1  
Surely it depends on what you mean by "the type of a distribution"? My point of view is that it is built into the definition of the family of normal random variables that the family is closed under translation and (suitably-scaled) dilation. As it stands, I don't think your question is well posed. –  Yemon Choi Jul 1 '10 at 18:28
    
I've changed "distribution" to "distribution type" to address Mariano and Yemon's comments. By "distribution type" I mean, as Yemon says, closure under the translation operation. So, generally speaking, the assertion is whether any random variable univariate exhibits closure under translation (e.g. shifted Uniform remains Uniform - obvious; shifted Beta remains Beta, etc.). The mean should be different, the other moments remain unchanged; I think this is a basic property of the translation operation. –  baudolino Jul 1 '10 at 18:50
1  
Sorry - meant central moments.
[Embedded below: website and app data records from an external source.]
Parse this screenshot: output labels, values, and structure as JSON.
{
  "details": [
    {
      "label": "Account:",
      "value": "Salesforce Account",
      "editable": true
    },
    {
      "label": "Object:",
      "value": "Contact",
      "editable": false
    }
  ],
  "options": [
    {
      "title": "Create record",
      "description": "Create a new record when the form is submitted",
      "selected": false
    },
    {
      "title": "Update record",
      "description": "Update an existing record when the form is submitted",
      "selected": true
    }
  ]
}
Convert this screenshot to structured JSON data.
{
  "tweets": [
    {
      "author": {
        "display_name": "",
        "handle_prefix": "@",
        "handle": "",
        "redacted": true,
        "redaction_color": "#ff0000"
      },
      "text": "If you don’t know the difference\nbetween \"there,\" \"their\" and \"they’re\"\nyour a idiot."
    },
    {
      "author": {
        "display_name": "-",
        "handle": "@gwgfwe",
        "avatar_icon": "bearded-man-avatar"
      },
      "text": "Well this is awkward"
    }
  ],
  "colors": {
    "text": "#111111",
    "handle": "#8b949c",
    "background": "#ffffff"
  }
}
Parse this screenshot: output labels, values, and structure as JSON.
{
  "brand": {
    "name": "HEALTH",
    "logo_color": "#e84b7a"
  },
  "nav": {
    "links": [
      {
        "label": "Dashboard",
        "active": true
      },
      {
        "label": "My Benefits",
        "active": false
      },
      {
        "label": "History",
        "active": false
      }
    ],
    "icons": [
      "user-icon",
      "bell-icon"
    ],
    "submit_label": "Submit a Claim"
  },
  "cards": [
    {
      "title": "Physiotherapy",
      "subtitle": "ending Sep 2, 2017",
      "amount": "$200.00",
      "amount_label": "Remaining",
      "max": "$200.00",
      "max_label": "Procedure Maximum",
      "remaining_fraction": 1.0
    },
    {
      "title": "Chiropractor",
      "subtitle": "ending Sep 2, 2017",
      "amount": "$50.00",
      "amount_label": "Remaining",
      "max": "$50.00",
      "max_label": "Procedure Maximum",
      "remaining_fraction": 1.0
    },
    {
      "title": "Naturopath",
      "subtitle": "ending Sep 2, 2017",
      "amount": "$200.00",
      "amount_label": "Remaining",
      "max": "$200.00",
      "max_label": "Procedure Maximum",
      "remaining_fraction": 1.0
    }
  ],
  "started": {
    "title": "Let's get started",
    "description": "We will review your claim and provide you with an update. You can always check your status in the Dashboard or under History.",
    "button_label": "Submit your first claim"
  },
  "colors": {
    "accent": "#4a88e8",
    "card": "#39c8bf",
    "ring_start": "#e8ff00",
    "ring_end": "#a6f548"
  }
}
They most certainly are translation invariant. Alternatively, you can look at cumulants, too. With respect to translation, the first cumulant of $Y$ (the mean) is equivariant, while all the other cumulants of $Y$ are invariant. –  baudolino Jul 1 '10 at 19:11
show 2 more comments

closed as not a real question by Robin Chapman, Mariano Suárez-Alvarez, Yemon Choi, Steve Huntsman, Pete L. Clark Jul 2 '10 at 1:31

It's difficult to tell what is being asked here. This question is ambiguous, vague, incomplete, overly broad, or rhetorical and cannot be reasonably answered in its current form. For help clarifying this question so that it can be reopened, visit the help center.If this question can be reworded to fit the rules in the help center, please edit the question.

1 Answer

up vote 2 down vote accepted

Traditionally, the distributions of r.v.'s $X$ and $Y$ are said to be of the same type if there are constants $a>0$ and $b\in\mathbb{R}$ such that the distribution of $aX+b$ coincides with that of $Y$, see, e.g., p.31 in "A modern approach to probability theory" by Bert Fristedt,Lawrence F. Gray (look for it at google books). According to this definition your statement is trivially true. Of course, it is precisely meant to say that dilations and translations should not destroy the type of the distribution.

share|improve this answer
    
Thank you for the reference! Although the definition says "if $a$ and $b$ exist then...", whereas I was asserting that it doesn't matter what $b$ is (so it always exists), there is a Proposition in the reference a little bit further down on Page 31 that clears it up. –  baudolino Jul 2 '10 at 2:45
add comment

Not the answer you're looking for? Browse other questions tagged or ask your own question.